Plan eyes offsetting ‘unprecedented’ vertical growth with extra greenery and more pedestrian-friendly streets
The City of London has firmed up its City Cluster Vision proposals to make the Square Mile greener and more pedestrian-friendly, with wider pavements and more restrictions on traffic as its tall-building count increases at “unprecedented” levels.
New towers such as PLP’s 22 Bishopsgate, SOM’s 100 Leadenhall Street, Eric Parry’s 1 Undershaft and Make’s 1 Leadenhall are part of the upwards drive that is projected to see 60% of the Square Mile’s new office floor space delivered in the Eastern Tall Buildings Cluster.
The City’s director of the built environment, Carolyn Dwyer, said the expansion would introduce an additional 75,000-100,000 workers into the cluster over the next decade and that the final version of the vision aimed to offset the figures with a greener and safer environment at ground level.
“Were the Corporation not to respond to these challenges, the existing over-crowded streets and spaces will fail to cope with the increased numbers, resulting in road safety risks and also reputational risk to the City Corporation,” Dwyer said.
In a report to today’s meeting of the City’s planning and transportation committee – which is tasked with approving the adoption of the vision, Dwyer said the plan would ensure the cluster’s streets and spaces “function well and respond to change”, “create a world-class destination” and “provide healthy and characterful spaces”.
The vision has been drawn up by the City in conjunction with local businesses, the City Property Association, the City Architecture Forum and local wards.
Dwyer said that more than 300 responses had been received to the public consultation on the vision that ran last summer, and which she said had “revealed widespread public support”.
Works outlined in the vision will be paid for with planning gain funding related to developments, including Section 106 funds, Community Infrastructure Levy payments, and finance from mayoral body Transport for London.

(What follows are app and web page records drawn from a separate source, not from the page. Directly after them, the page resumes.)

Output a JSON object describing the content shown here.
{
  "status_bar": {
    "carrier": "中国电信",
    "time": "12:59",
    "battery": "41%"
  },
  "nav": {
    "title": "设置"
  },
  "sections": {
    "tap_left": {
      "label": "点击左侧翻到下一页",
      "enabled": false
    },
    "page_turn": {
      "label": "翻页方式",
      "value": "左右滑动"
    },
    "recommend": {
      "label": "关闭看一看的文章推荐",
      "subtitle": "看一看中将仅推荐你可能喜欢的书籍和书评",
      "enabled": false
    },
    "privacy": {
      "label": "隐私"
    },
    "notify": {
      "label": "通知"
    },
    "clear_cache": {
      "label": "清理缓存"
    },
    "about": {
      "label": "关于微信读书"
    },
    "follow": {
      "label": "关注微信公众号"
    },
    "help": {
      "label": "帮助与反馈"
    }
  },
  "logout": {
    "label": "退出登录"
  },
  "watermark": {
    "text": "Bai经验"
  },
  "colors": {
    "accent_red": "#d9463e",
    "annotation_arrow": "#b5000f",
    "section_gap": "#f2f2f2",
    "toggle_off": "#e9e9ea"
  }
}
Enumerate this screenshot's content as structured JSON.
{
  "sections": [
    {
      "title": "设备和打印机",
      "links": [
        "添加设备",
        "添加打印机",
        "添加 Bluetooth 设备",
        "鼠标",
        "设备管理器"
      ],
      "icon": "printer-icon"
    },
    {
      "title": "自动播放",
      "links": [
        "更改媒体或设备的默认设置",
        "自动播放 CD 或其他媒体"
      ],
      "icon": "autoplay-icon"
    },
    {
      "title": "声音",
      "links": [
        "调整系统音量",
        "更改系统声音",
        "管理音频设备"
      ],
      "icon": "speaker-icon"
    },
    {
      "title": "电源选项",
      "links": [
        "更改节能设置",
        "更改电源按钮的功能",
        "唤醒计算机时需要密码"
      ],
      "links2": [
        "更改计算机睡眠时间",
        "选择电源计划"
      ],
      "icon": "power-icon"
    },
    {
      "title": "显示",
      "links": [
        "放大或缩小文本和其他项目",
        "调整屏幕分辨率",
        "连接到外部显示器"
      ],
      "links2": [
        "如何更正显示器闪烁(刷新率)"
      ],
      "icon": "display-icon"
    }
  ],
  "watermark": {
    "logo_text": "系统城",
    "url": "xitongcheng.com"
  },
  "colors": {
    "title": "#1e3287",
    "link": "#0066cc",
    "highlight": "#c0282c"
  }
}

Over three phases, the plan initially proposes trials for greening projects, traffic-management studies and work on the under-construction 22 Bishopsgate and 150 Bishopsgate towers, the latter also designed by PLP.
A second phase involves the widening of footpaths in St Mary Axe and Leadenhall Street, and exploring new traffic restrictions in those streets – as well as further green-space initiatives.
The third phase will shift focus to Bevis Marks and Creechurch Lane, and the potential start of an “activation programme” for public spaces that the City expects to be led by local business groups – possibly working as a joint Business Improvement District.
Dwyer said the introduction of new greenery in streets and public spaces had been “by far the most popular proposal that was consulted on” in public sessions, and that space for space for agile working and a “variety” of additional uses had also been given a high priority.
She added that one change to the cluster footprint had been the decision to ascribe a “soft boundary for the area” and to place more emphasis on connections to surrounding transport hubs, including Liverpool Street Station and Fenchurch Street Station.
A softer boundary for the cluster would potentially allow for the incorporation of Rafael Viñoly’s Walkie Talkie tower, which the City controversially approved for a site outside of its Eastern Tall Buildings Cluster.
Dwyer concluded: “It is recommended that the City Cluster Vision is adopted as a framework for changes to the streets and public realm in order to accommodate the unprecedented growth in the area over the next ten years, helping to deliver the aims of the Transport Strategy and the emerging Local Plan.”